This month, storefronts dripping in various hues of red and pink grapple for the attention of those who eagerly anticipate, or possibly dread, Valentine's Day.
Amid the hype of the holiday of love, another celebration has gained momentum in the last decade: Galentine’s Day.
Upon initial inspection, everything about this unofficial holiday appears to be the epitome of friendship-themed aesthetic — cute heart-shaped cookies, DIY photo booths and, most importantly, camaraderie with your closest friends. Coined in 2010 by an episode of the sitcom “Parks and Recreation,” Galentine’s Day falls on Feb. 13 and is all about “ladies celebrating ladies,” according to Leslie Knope, the show’s main protagonist.
I've noticed Galentine’s Day is sometimes treated as a replacement for Valentine’s; if you’re single, something needs to fill the void of a relationship. But I'd argue the unofficial holiday is not just a stand-in for Valentine's Day. It is a holiday unto itself, a complement to Valentine’s Day.
Both days celebrate important bonds with the people who mean the most in your life, and they do not need to compete with one another.
Valentine’s Day has evolved significantly since my elementary school days of swapping notes and candies with classmates. Back then, everyone felt valued and appreciated, for they were guaranteed not just one, but 20 or more small gifts. However, as we transitioned into adolescence and adulthood, the dynamics surrounding Valentine’s Day have significantly changed. The emphasis on communal exchange has shifted to private gestures, leaving those without partners feeling overlooked.
But as of late, I've found this exclusivity has unfortunately extended to Galentine’s Day. I’ve heard supporters of the unofficial holiday say, “Who needs a man when I have my friends?” — as though you must choose between the two. Their words posit the two holidays as opponents when that shouldn’t be the case.
If we associate Galentine’s Day with the idea that an individual needs to compensate for their singlehood, then we also fall prey to the commercialization that has infiltrated many holidays. Galentine’s Day, much like its romantic counterpart, has shifted focus from genuine celebration to consumerism and superficial gestures. In this context, Galentine’s Day risks becoming another opportunity for businesses to capitalize on new societal expectations.
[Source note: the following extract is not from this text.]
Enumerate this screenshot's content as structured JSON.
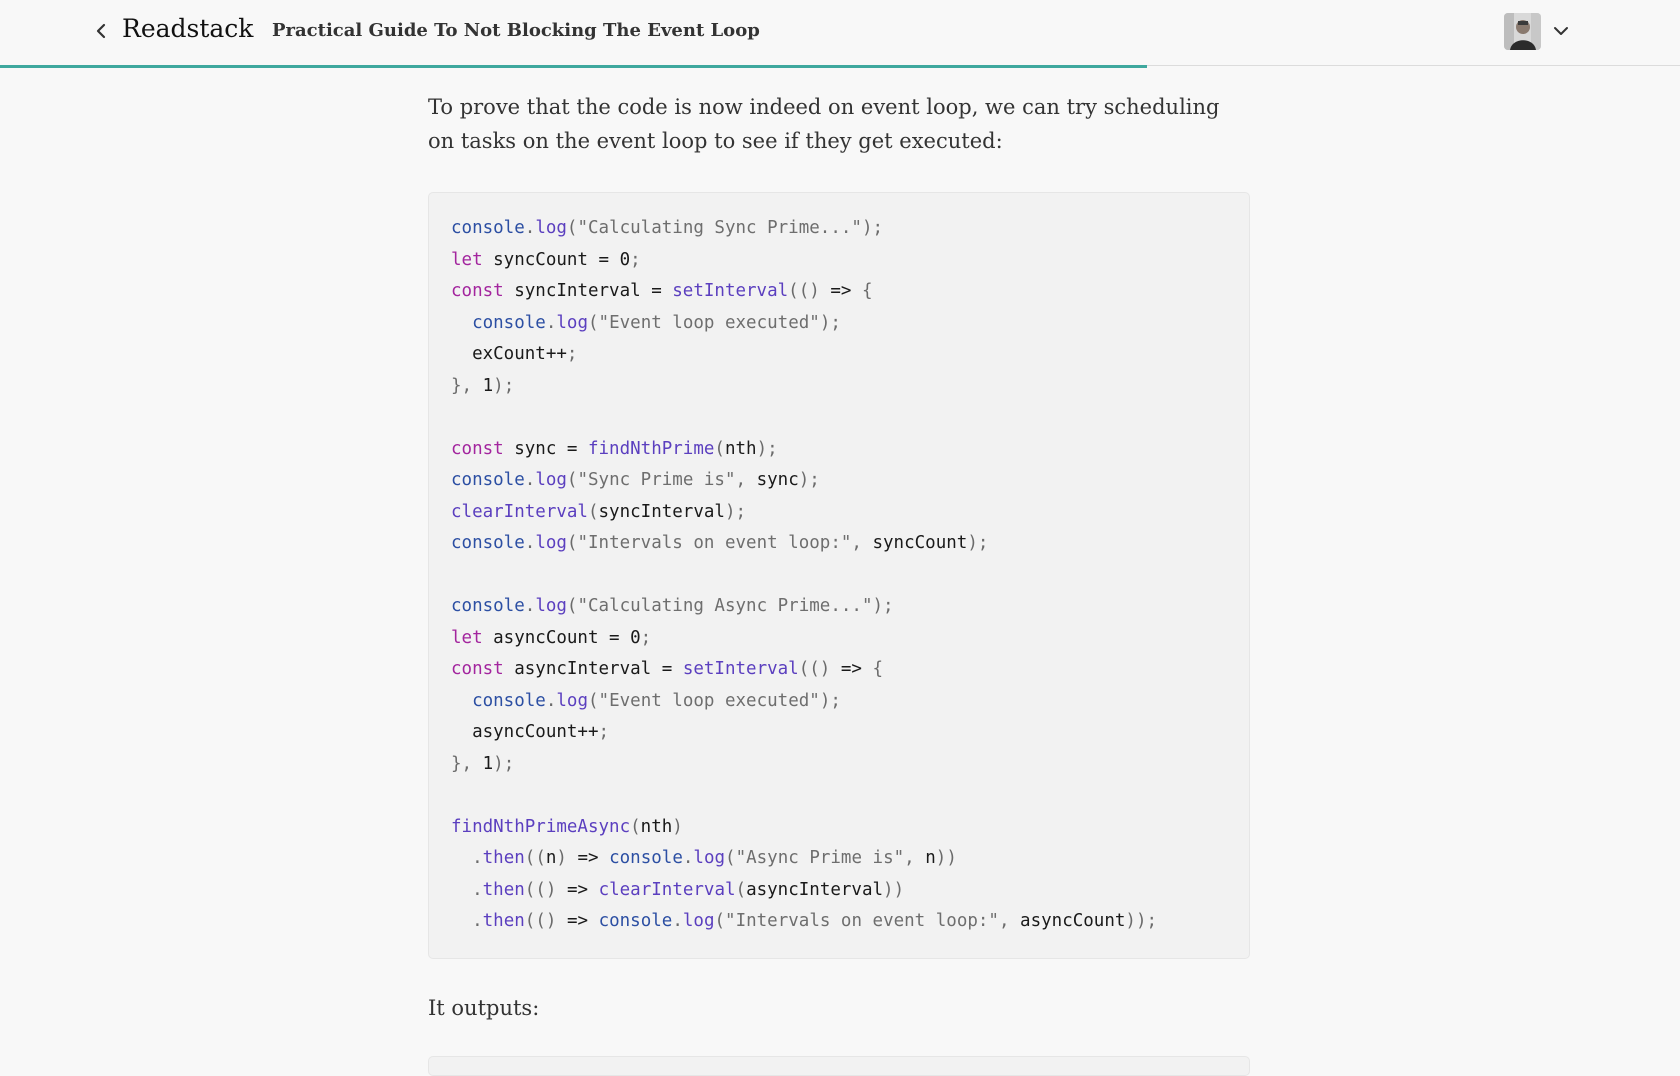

The commodification of Galentine’s Day is almost inevitable, especially considering that the holiday originated from a sitcom, so it is especially important to keep its original spirit of celebrating friendship.